The U.S., Canada and the UK have refused to sign a U.N. treaty under consideration at the global telecommunications conference in Dubai saying that its provisions posed a threat to the “open Internet.”

"It's with a heavy heart and a sense of missed opportunities that the U.S. must communicate that it's not able to sign the agreement in the current form," Terry Kramer, the U.S. representative to the World Conference on International Telecommunications (WCIT), said Thursday.

Russia, China and Saudi Arabia were among the nations pushing to restructure the governance of the Internet and place it under state control with authorization for extensive surveillance and censorship.

They had proposed that all member nations of the U.N. shall have “equal rights to manage the Internet” and wanted this stated in an international telecommunications treaty.

The 12-day conference, seeking to update telecommunications codes last reviewed when the Web was in its nascent stage, began Monday last week with worries that it would turn out to be a battlefield for opposing sides to argue over new Internet regulation proposals.

The 123-member U.S. congregation, with envoys from technology firms including Google and Microsoft, had earlier expressed concern that potential security oversights could be exploited by nations, including Russia and China, in stepping up censorship and crushing dissent.

The agenda for the gathering of more than 1,900 participants from 193 nations has possible new rules for a broad range of services such as the Internet, mobile roaming fees and satellite and fixed-line communications, according to an Associated Press report.

A message on the main search page of Google with a link for comments directed to the Dubai conference said: "Love the free and open Internet? Tell the world's governments to keep it that way.”

On Wednesday night, Mohamed Nasser al-Ghanim, the conference chairman and director general of the Telecommunications Regulation Authority of the UAE, inserted in the treaty a resolution that dealt with the Internet.

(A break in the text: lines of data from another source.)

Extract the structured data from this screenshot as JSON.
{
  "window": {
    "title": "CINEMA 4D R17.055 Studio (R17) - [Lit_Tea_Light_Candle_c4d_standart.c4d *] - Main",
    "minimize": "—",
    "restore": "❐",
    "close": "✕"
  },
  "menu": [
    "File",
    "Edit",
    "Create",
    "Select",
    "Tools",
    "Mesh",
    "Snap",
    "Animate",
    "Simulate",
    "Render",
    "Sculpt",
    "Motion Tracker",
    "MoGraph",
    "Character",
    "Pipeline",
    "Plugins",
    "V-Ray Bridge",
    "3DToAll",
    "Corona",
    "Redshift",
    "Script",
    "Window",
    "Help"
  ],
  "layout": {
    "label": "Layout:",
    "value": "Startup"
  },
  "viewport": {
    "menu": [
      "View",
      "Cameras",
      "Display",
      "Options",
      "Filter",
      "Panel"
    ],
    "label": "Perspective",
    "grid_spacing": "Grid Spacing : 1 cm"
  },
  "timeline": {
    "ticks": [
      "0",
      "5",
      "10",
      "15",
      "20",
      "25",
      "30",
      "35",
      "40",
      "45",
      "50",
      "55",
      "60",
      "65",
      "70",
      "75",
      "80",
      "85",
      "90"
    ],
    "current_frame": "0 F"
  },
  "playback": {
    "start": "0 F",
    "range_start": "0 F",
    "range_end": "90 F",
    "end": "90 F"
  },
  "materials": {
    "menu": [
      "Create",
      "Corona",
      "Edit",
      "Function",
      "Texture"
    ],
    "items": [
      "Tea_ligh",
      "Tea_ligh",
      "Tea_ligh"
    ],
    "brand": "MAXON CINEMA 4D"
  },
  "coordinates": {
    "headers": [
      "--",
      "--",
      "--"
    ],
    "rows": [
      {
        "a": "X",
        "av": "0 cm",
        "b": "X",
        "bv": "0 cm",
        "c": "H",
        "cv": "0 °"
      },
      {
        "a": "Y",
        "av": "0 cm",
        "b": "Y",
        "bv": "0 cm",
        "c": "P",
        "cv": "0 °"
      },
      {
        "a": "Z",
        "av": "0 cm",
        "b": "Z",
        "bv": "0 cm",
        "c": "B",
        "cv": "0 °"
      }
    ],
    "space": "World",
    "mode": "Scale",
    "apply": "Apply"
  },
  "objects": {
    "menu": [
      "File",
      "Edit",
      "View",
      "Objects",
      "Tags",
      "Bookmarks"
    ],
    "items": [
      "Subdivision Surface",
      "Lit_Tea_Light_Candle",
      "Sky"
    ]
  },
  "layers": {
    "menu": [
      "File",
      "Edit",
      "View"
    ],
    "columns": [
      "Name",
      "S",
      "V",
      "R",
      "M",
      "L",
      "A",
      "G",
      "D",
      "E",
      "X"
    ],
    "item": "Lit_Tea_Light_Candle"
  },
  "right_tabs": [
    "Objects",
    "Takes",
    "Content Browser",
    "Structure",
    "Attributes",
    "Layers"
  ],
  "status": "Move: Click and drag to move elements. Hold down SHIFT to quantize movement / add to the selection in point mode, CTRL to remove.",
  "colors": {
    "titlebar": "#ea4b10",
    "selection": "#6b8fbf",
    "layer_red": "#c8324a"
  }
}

The U.S. and its supporters say that the resolution is phrased in such a way as to support the move to bring the Internet under the regulatory framework of the telecommunication union.

The Internet is currently overseen by a loose grouping of organizations, mostly in the private sector, rather than by governments. In the current system, the Internet Assigned Numbers Authority (IANA) — the body responsible for regulating the Internet's address system — is managed by the U.S. Department of Commerce.

"The internet has given the world unimaginable economic and social benefit during these past 24 years,” Kramer stated. Though the proposed agreement was not set to take effect until 2015 and was “normative” and not legally binding, he said the U.S. and its supporters wouldn't approve a significant threat to the “open Internet,” the New York Times reported.

But ITU Secretary General Hamadoun I. Toure rejected the U.S. argument against the treaty saying it did not cover content issues and “explicitly states in the first article that content-related issues are not covered by the treaty,” a Washington Post report said.

A vote on the treaty will take place Friday and if there is enough consensus to proceed, the countries that agree with the provisions will sign the treaty.